Following the violence in Osh and Jalalabad in June, when over 400 people reportedly died and more than 400,000 were forced out of their homes, Tashiev's sentiments are shared by some in Kyrgyzstan, especially those who think that the conflict has been unjustly reported by the international media. "According to what I know, the Uzbeks started the fight," said one Kyrgyz entrepreneur condemning most media reports. Such views reflect the overall concern shared by some in the country that ethnic Kyrgyz causalities during ethnic clashes have not received proper attention.
Unlike Tashiev, other politicians have abstained from bluntly expressing their views on how they see future inter-ethnic reconciliation developing. Instead, Tashiev has acquired passive support. Informally, Tashiev was praised for participating in calming the protests in the south and for calling upon both Uzbeks and Kyrgyz people to address their concerns in a constructive manner rather than by resorting to violence. If Tashiev's party secures sufficient support in the elections, he might gain a seat in the parliament as he ranks second in his party's list. Politicians such as Tashiev are not fully aware of the differences between "titular" ethnicity and citizenship. The concept of "titular" nationality has been inherited from the Soviet era, when it had a positive connotation and most large ethnic groups were entitled to live under their own ethnic state. At the time, all states were treated as equal parts of the larger union. The leader of the Ata Meken Party, Omurbek Tekebayev, for instance, sporadically mentions the importance of civic rights, but he, like many other local politicians leaders, does not proactively confront his ethno-nationalist compatriots (www.fergana.ru, September 21).
The overall confusion with the "titular" ethnicity terminology prevents some in Kyrgyzstan from confronting Tashiev. That is why the silence concerning his views should not be taken as a sign of wider support. Partly in response to this conceptual ambiguity, some analysts have called for revising history to write a "true" account of how the Kyrgyz and Turkic nations developed (www.akipress.kg, September 22).
Overall, Kyrgyz politicians seem unable to draw a clear line between the perpetrators of the ethnic violence and those who were its unlucky victims. The absence of a credible investigation into the violence by an objective institution worsens these tensions. Rumors continue to spread across the country about how the violence began and who caused it. At this point, it seems that only local NGO's and a few international organizations are currently engaged in the loosely coordinated reconciliation efforts.
The situation is further fueled by political leaders like Osh Mayor, Melis Myrzakhmatov, and local the Uzbek leader, Kadyzhan Batyrov. Both seek to boost ethno-nationalist sentiments among their respective ethnic groups and are believed to have played a key role in instigating the June violence. Both Myrzakhmatov and Batyrov speak to their support base frustrated Kyrgyz who doubt the international portrayal of the conflict and those who think that the Kyrgyz should take responsibility for killing Uzbeks, as well as local Uzbeks who cannot rely upon the Kyrgyz government's protection.

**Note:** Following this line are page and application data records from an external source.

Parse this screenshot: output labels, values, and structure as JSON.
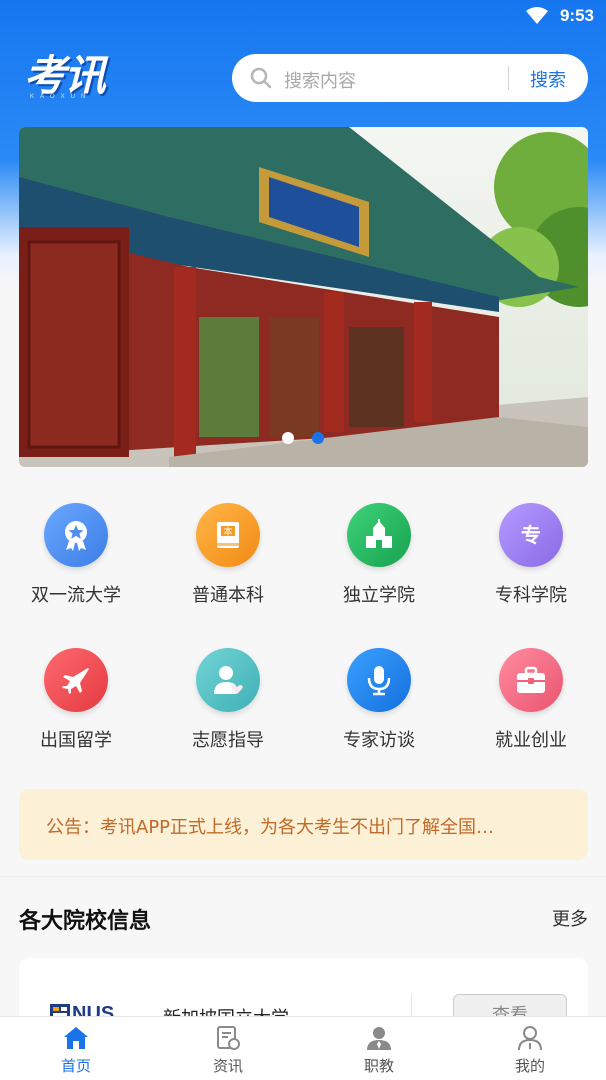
{
  "status_bar": {
    "time": "9:53"
  },
  "header": {
    "logo_text": "考讯",
    "logo_subtext": "KAOXUN",
    "search": {
      "placeholder": "搜索内容",
      "button_label": "搜索"
    }
  },
  "banner": {
    "slide_count": 2,
    "active_slide": 2
  },
  "categories": [
    {
      "label": "双一流大学",
      "icon": "medal-star-icon",
      "color": "#4f8ff0"
    },
    {
      "label": "普通本科",
      "icon": "book-icon",
      "color": "#f59a23"
    },
    {
      "label": "独立学院",
      "icon": "school-building-icon",
      "color": "#22b35e"
    },
    {
      "label": "专科学院",
      "icon": "zhuan-badge-icon",
      "color": "#9b7cf0"
    },
    {
      "label": "出国留学",
      "icon": "airplane-icon",
      "color": "#ef4a50"
    },
    {
      "label": "志愿指导",
      "icon": "user-heart-icon",
      "color": "#55c2c6"
    },
    {
      "label": "专家访谈",
      "icon": "microphone-icon",
      "color": "#1e86ef"
    },
    {
      "label": "就业创业",
      "icon": "briefcase-icon",
      "color": "#f0627a"
    }
  ],
  "notice": {
    "text": "公告：考讯APP正式上线，为各大考生不出门了解全国…"
  },
  "section": {
    "title": "各大院校信息",
    "more_label": "更多"
  },
  "school_card": {
    "logo_text": "NUS",
    "name": "新加坡国立大学",
    "action_label": "查看"
  },
  "tabbar": {
    "tabs": [
      {
        "label": "首页",
        "icon": "home-icon",
        "active": true
      },
      {
        "label": "资讯",
        "icon": "news-icon",
        "active": false
      },
      {
        "label": "职教",
        "icon": "teacher-icon",
        "active": false
      },
      {
        "label": "我的",
        "icon": "profile-icon",
        "active": false
      }
    ]
  },
  "colors": {
    "primary": "#1a73e8",
    "notice_bg": "#fcf0d6",
    "notice_text": "#c06a2a"
  }
}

The June violence in Kyrgyzstan has shown that carefully designed civic-based leadership is the key to sustaining the country's stability. Among all its leaders, the former President, Askar Akayev, saw the importance in separating civic rights from ethnic identities. However, Akayev's ready-made templates like "Kyrgyzstan is our common home" aimed at endowing all ethnic groups with equal rights are long forgotten and no major political party deems it important to center their political campaign on ethnic reconciliation programs.

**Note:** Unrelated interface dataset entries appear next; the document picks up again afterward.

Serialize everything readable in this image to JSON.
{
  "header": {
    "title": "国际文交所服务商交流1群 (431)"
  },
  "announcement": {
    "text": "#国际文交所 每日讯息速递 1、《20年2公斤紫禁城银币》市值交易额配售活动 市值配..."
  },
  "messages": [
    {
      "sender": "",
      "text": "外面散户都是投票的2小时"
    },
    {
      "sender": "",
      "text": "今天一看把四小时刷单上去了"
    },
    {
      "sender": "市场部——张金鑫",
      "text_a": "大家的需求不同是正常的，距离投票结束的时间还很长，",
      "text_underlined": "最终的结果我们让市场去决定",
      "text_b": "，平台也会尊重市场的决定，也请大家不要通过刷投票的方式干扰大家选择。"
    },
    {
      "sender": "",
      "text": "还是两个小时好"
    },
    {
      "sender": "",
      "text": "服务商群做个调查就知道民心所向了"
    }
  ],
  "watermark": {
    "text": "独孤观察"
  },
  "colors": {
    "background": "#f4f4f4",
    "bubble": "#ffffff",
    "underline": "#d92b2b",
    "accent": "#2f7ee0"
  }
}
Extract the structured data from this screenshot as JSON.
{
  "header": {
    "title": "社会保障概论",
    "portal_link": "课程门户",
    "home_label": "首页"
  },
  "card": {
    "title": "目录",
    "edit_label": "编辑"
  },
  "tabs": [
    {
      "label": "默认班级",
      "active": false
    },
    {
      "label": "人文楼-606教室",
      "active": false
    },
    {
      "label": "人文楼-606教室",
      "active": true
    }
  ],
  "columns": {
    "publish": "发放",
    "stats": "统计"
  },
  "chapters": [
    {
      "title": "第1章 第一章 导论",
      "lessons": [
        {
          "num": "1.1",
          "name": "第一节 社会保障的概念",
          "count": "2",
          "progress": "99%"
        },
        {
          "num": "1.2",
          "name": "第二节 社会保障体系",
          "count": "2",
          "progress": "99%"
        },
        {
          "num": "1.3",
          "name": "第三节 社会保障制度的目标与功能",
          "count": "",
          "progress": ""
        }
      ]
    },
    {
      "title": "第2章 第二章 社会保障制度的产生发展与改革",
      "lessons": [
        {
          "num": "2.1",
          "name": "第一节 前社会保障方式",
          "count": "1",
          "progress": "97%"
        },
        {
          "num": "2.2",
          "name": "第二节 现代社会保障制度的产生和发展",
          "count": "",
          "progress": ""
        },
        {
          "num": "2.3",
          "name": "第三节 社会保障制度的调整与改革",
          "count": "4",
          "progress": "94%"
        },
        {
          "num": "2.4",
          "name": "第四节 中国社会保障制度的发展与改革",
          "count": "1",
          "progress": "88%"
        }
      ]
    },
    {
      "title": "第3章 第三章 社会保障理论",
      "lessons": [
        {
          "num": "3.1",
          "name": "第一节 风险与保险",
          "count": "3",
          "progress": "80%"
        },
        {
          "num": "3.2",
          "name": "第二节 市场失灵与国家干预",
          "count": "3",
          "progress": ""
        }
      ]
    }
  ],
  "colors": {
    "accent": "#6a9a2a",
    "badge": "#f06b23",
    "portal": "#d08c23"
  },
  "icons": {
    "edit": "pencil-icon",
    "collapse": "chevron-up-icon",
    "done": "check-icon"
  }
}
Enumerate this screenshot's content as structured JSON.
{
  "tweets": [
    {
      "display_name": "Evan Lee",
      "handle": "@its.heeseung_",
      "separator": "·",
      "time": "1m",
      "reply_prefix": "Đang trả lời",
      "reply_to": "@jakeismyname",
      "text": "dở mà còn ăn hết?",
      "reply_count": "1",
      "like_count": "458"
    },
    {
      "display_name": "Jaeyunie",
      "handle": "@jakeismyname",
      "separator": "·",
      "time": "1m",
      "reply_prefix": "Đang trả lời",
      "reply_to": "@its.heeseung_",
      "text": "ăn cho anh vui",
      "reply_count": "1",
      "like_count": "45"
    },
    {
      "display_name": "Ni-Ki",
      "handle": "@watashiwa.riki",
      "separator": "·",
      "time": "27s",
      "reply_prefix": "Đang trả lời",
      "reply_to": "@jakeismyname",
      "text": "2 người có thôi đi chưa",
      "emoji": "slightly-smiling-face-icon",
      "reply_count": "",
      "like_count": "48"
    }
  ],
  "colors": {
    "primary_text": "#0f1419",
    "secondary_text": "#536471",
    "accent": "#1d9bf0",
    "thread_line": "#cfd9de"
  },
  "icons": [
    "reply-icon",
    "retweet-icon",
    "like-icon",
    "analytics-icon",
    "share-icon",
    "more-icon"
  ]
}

It remains to be seen whether parties like Ata Jurt will be able to gain wide support. If ethnocentric political programs prevail in the elections, reconciliation efforts might prove to be more difficult for both domestic and international actors.